How Noflex digester works
Noflex digester is a chemical compound that is heavier than water. When it is introduced into a system, it will settle at the bottom where there are anaerobic concentrates from the sludge. When the digester comes into contact with sludge, it undergoes a reaction and lifts the waste product into the mainstream flow where a release of oxygen micro-bubbles will facilitate the decomposition of the waste matter. During the process of decomposition, protein is released from sludge to provide a nutritional source for bacteria that are now able to work to the fullest potential in decomposing the sludge waste material contained in water so that uncontaminated water can be pumped out through the external water channels without callusing pollution in the water system.
How do bacteria help in the treatment of wastewater?
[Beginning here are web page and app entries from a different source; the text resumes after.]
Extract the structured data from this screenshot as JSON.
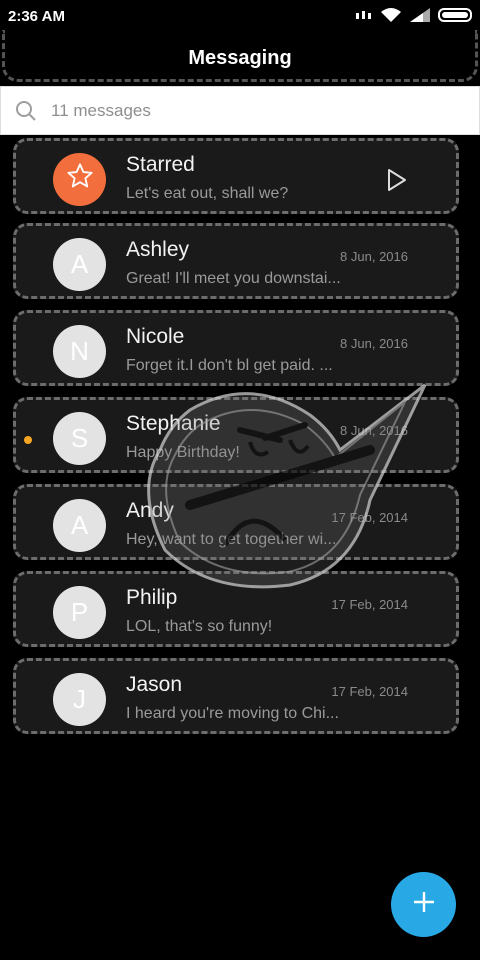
{
  "status_bar": {
    "time": "2:36 AM",
    "icons": [
      "signal-icon",
      "wifi-icon",
      "cellular-icon",
      "battery-icon"
    ]
  },
  "header": {
    "title": "Messaging"
  },
  "search": {
    "placeholder": "11 messages",
    "icon": "search-icon"
  },
  "conversations": [
    {
      "name": "Starred",
      "preview": "Let's eat out, shall we?",
      "date": "",
      "avatar_letter": "",
      "avatar_icon": "star-icon",
      "action_icon": "play-icon",
      "unread": false
    },
    {
      "name": "Ashley",
      "preview": "Great! I'll meet you downstai...",
      "date": "8 Jun, 2016",
      "avatar_letter": "A",
      "unread": false
    },
    {
      "name": "Nicole",
      "preview": "Forget it.I don't bl get paid. ...",
      "date": "8 Jun, 2016",
      "avatar_letter": "N",
      "unread": false
    },
    {
      "name": "Stephanie",
      "preview": "Happy Birthday!",
      "date": "8 Jun, 2016",
      "avatar_letter": "S",
      "unread": true
    },
    {
      "name": "Andy",
      "preview": "Hey, want to get together wi...",
      "date": "17 Feb, 2014",
      "avatar_letter": "A",
      "unread": false
    },
    {
      "name": "Philip",
      "preview": "LOL, that's so funny!",
      "date": "17 Feb, 2014",
      "avatar_letter": "P",
      "unread": false
    },
    {
      "name": "Jason",
      "preview": "I heard you're moving to Chi...",
      "date": "17 Feb, 2014",
      "avatar_letter": "J",
      "unread": false
    }
  ],
  "fab": {
    "icon": "plus-icon"
  },
  "colors": {
    "accent_orange": "#f26e3c",
    "fab_blue": "#29a8e6",
    "unread_dot": "#f6a623",
    "avatar_gray": "#e3e3e3"
  }
}
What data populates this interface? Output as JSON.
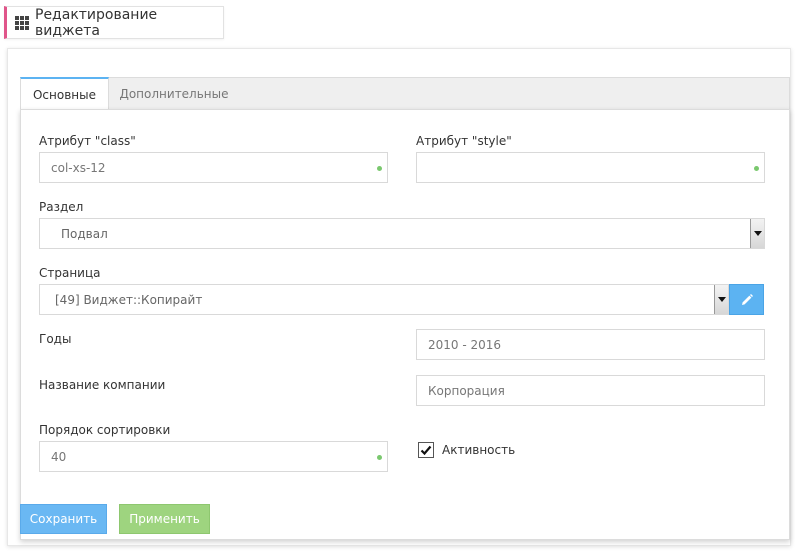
{
  "header": {
    "title": "Редактирование виджета",
    "icon": "grid-icon"
  },
  "tabs": [
    {
      "label": "Основные",
      "active": true
    },
    {
      "label": "Дополнительные",
      "active": false
    }
  ],
  "form": {
    "class_attr": {
      "label": "Атрибут \"class\"",
      "value": "col-xs-12"
    },
    "style_attr": {
      "label": "Атрибут \"style\"",
      "value": ""
    },
    "section": {
      "label": "Раздел",
      "value": "Подвал"
    },
    "page": {
      "label": "Страница",
      "value": "[49] Виджет::Копирайт"
    },
    "years": {
      "label": "Годы",
      "value": "2010 - 2016"
    },
    "company": {
      "label": "Название компании",
      "value": "Корпорация"
    },
    "sort_order": {
      "label": "Порядок сортировки",
      "value": "40"
    },
    "active": {
      "label": "Активность",
      "checked": true
    }
  },
  "buttons": {
    "save": "Сохранить",
    "apply": "Применить"
  },
  "colors": {
    "accent_blue": "#5cb3f2",
    "save_button": "#6ab8f3",
    "apply_button": "#9ed47f",
    "header_accent": "#e0558a",
    "valid_dot": "#7ac86e"
  }
}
Bacteria are normal inhabitants of soil systems, aquatic environments and intestinal tracts of animals. In order to survive, bacteria require organic matter, access to water and appropriate temperatures. Most bacteria decompose organic matter and receive nourishment in the process. Wastewater is full of organic matter and nutrients that bacteria can breakdown. In order to optimize the ability of bacteria to eat the organics in wastewater they have to be provided with an ideal condition for their growth and metabolism. This is the reason why Noflex digester has to be applied to wastewater to provide a happy hunting ground for bacteria that are now able to work on the organic matter using their fullest potential.
After the major solids are removed from wastewater in a process called primary clarification, wastewater is sent to large pools called aeration lagoons or oxidation ditch. Wastewater is constantly stirred to maximize the introduction of oxygen and promote the growth of bacteria. This process is referred to as secondary treatment where the mass of bacterial cells generated is called activated sludge. The bacteria will remove a good portion of organic matter which is present in the wastewater system while consuming oxygen and releasing carbon dioxide. This is a process similar to human life where oxygen in breathed in and carbon dioxide is expelled. After a while the wastewater treatment facility will end up with a good amount of activated sludge which is placed in a large anaerobic digester to further treat the sludge using anaerobic bacteria.